- The linking verb in this working thesis statement is the word “are.” Linking verbs often make thesis statements weak because they do not express action. Reading the original thesis statement above, readers might wonder why teachers are not paid enough, but the statement does not compel them to ask many more questions. The writer should ask themself questions in order to replace the linking verb with an action verb, thus forming a stronger thesis statement, one that takes a more definitive stance on the issue. For example, the writer could ask: Who is not paying the teachers enough? What is considered “enough”? What is the problem? What are the results?
- Omit any general claims that are hard to support.
- Working thesis: Today’s teenage girls are too sexualized.
- Revised thesis: Popular media that overly sexualizes women, conditions teenage girls to believe that a woman’s worth depends on her attractiveness to men, a feeling that harms their self-esteem and behaviour.

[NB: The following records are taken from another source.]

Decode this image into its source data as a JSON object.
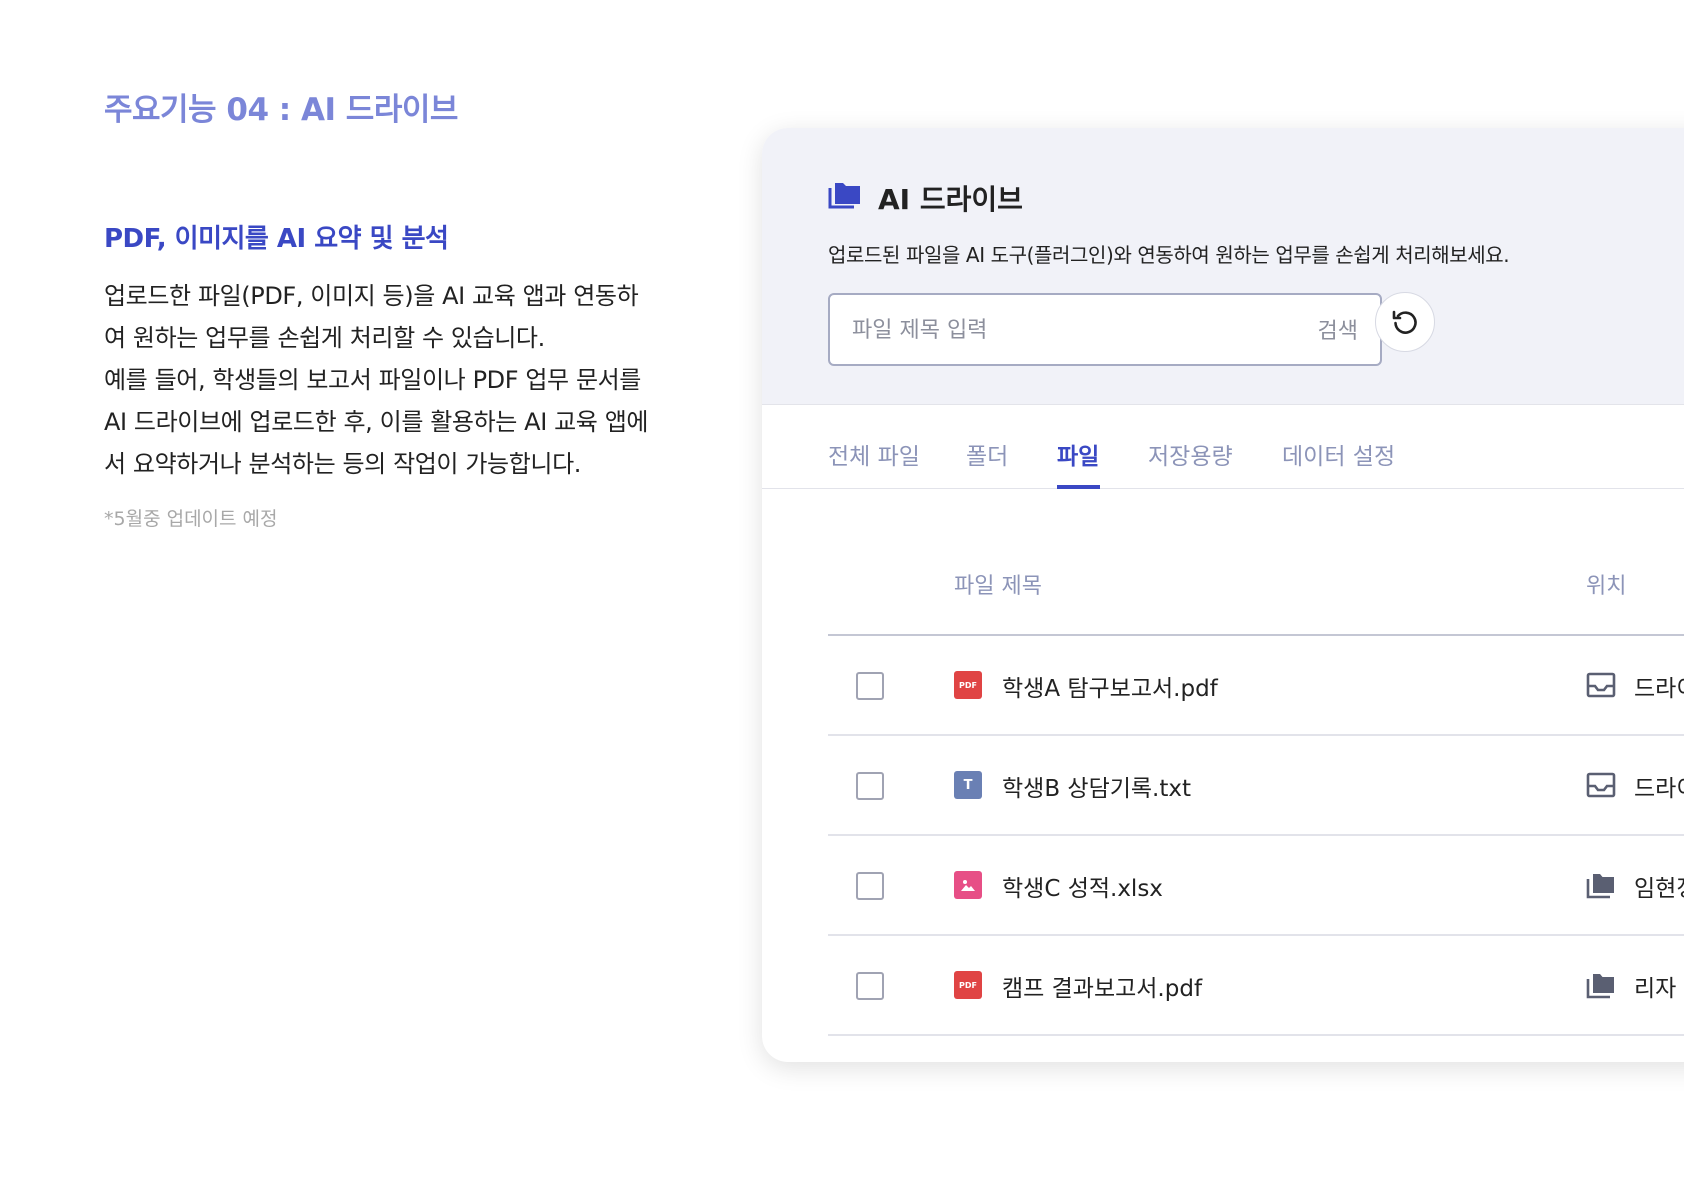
{
  "section_title": "주요기능 04 : AI 드라이브",
  "feature": {
    "heading": "PDF, 이미지를 AI 요약 및 분석",
    "lines": [
      "업로드한 파일(PDF, 이미지 등)을 AI 교육 앱과 연동하",
      "여 원하는 업무를 손쉽게 처리할 수 있습니다.",
      "예를 들어, 학생들의 보고서 파일이나 PDF 업무 문서를",
      "AI 드라이브에 업로드한 후, 이를 활용하는 AI 교육 앱에",
      "서 요약하거나 분석하는 등의 작업이 가능합니다."
    ],
    "note": "*5월중 업데이트 예정"
  },
  "drive": {
    "title": "AI 드라이브",
    "subtitle": "업로드된 파일을 AI 도구(플러그인)와 연동하여 원하는 업무를 손쉽게 처리해보세요.",
    "search_placeholder": "파일 제목 입력",
    "search_button": "검색",
    "tabs": [
      {
        "label": "전체 파일",
        "active": false
      },
      {
        "label": "폴더",
        "active": false
      },
      {
        "label": "파일",
        "active": true
      },
      {
        "label": "저장용량",
        "active": false
      },
      {
        "label": "데이터 설정",
        "active": false
      }
    ],
    "columns": {
      "title": "파일 제목",
      "location": "위치"
    },
    "rows": [
      {
        "icon": "pdf-icon",
        "icon_label": "PDF",
        "name": "학생A 탐구보고서.pdf",
        "location_icon": "inbox-icon",
        "location": "드라이브"
      },
      {
        "icon": "txt-icon",
        "icon_label": "T",
        "name": "학생B 상담기록.txt",
        "location_icon": "inbox-icon",
        "location": "드라이브"
      },
      {
        "icon": "image-icon",
        "icon_label": "",
        "name": "학생C 성적.xlsx",
        "location_icon": "folder-icon",
        "location": "임현정"
      },
      {
        "icon": "pdf-icon",
        "icon_label": "PDF",
        "name": "캠프 결과보고서.pdf",
        "location_icon": "folder-icon",
        "location": "리자"
      }
    ]
  },
  "colors": {
    "section_title": "#7b86d8",
    "accent": "#3a48c4",
    "panel_header_bg": "#f1f2f8",
    "pdf": "#e04444",
    "txt": "#6a80b4",
    "image": "#e74f86"
  }
}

- It is true that some young women in today’s society are more sexualized than in the past, but that is not true for all girls. Many girls have strict parents, dress conservatively, and do not engage in sexual activity while in middle school and high school. The writer of this thesis should ask the following questions: Which teenage girls? What constitutes “too” sexualized? Why are they behaving that way? Where does this behaviour show up? What are the repercussions?
Now, on a sheet of paper, write your working thesis statement. Identify any weaknesses in this sentence and revise the statement to reflect the elements of a strong thesis statement. Make sure it is specific, precise, arguable, demonstrable, forceful, and confident.
Collaboration: Please share with a classmate and compare your answers.
Writing in Process
In your career you may have to write a project proposal that focuses on a particular problem in your company, such as reinforcing the tardiness policy. The proposal would aim to fix the problem; using a thesis statement would clearly state the boundaries of the problem and the goals of the project. After writing the proposal, you may find that the thesis needs revising to reflect exactly what is expressed in the body. The techniques from this chapter would apply to revising that thesis.
- The text under “Writing a Thesis Statement” was adapted from “Outlining” in Writing for Success by a publisher who has requested that they and the original author not receive attribution (and republished by University of Minnesota Libraries Publishing). Adapted by Allison Kilgannon. CC BY-NC-SA.
- Text also had been adapted from “Developing a Strong, Clear Thesis Statement” in Writing for Success by a publisher who has requested that they and the original author not receive attribution (and republished by University of Minnesota Libraries Publishing). Adapted by Allison Kilgannon. CC BY-NC-SA.